Android: Open the camera app, go to settings, and switch off the GPS tagging option.

Twitter: Geo-tagging will only be turned on in the Twitter phone app if you have done so manually in the settings menu (under Privacy > Location Services). If you are posting from a computer, click on the gear icon in the right corner and then go to Settings to check your privacy settings.

Facebook: Go to the gear icon in the upper right corner to check out your privacy settings. You can dictate who can view your information, posts, and updates. Visit the Timeline and Tagging section to make certain friends can’t post your location by checking you in at some locale or tagging you.

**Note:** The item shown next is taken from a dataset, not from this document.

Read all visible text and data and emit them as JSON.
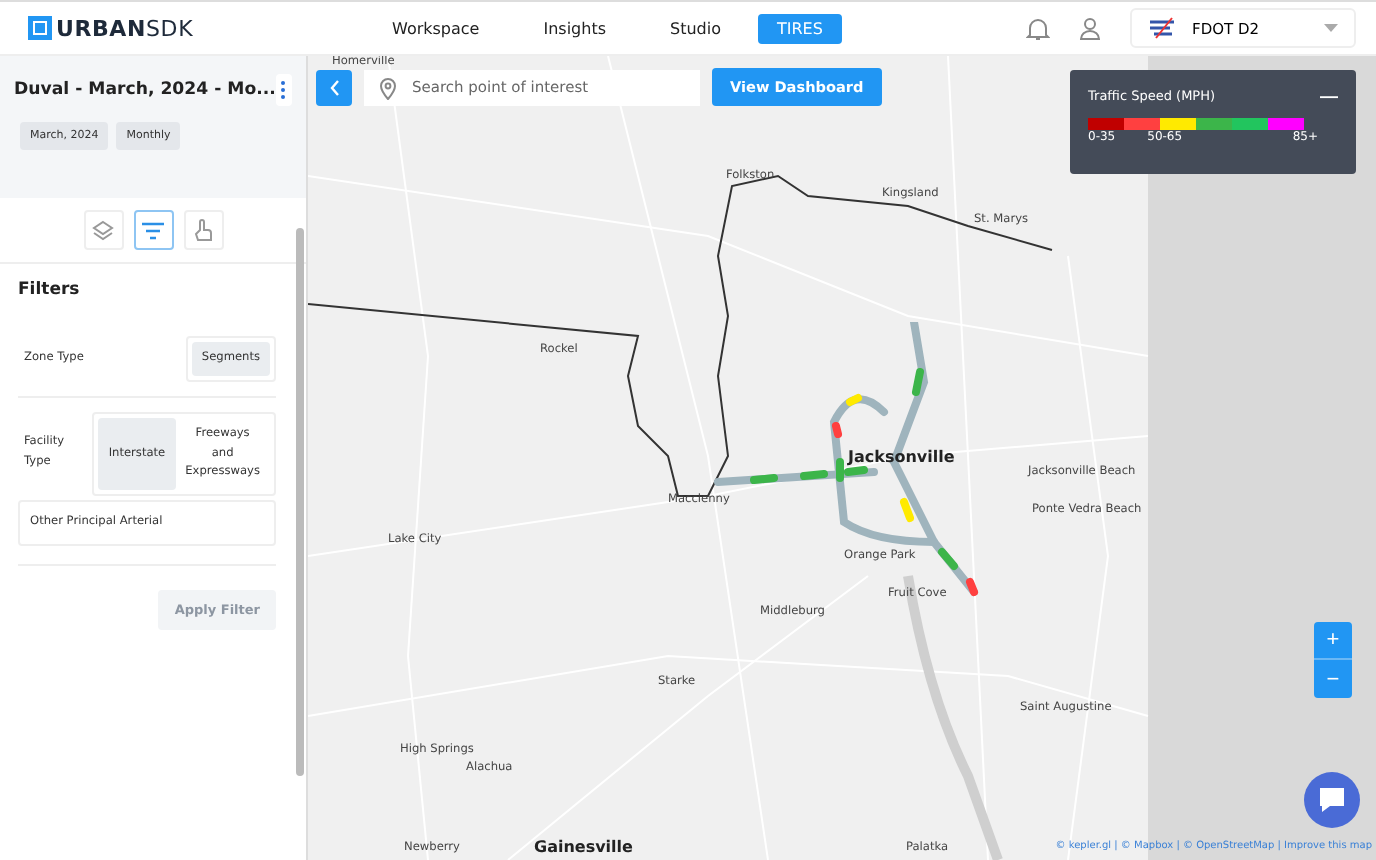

Instagram: Photos are automatically public unless you change your settings. Go to Edit Profile and change your settings so “Photos are Private” is on. Once you’ve made that switch, only friends can view them. To turn off geo-tagging when posting, turn off the Add to Photo Map option.

Pinterest: Click on your profile picture in the upper right hand corner and select Settings to see what the public can view, who can search for you, and what if any social networks you have associated with your account.

You can also share your photos with African Travel by tagging them @WeKnowAfrica.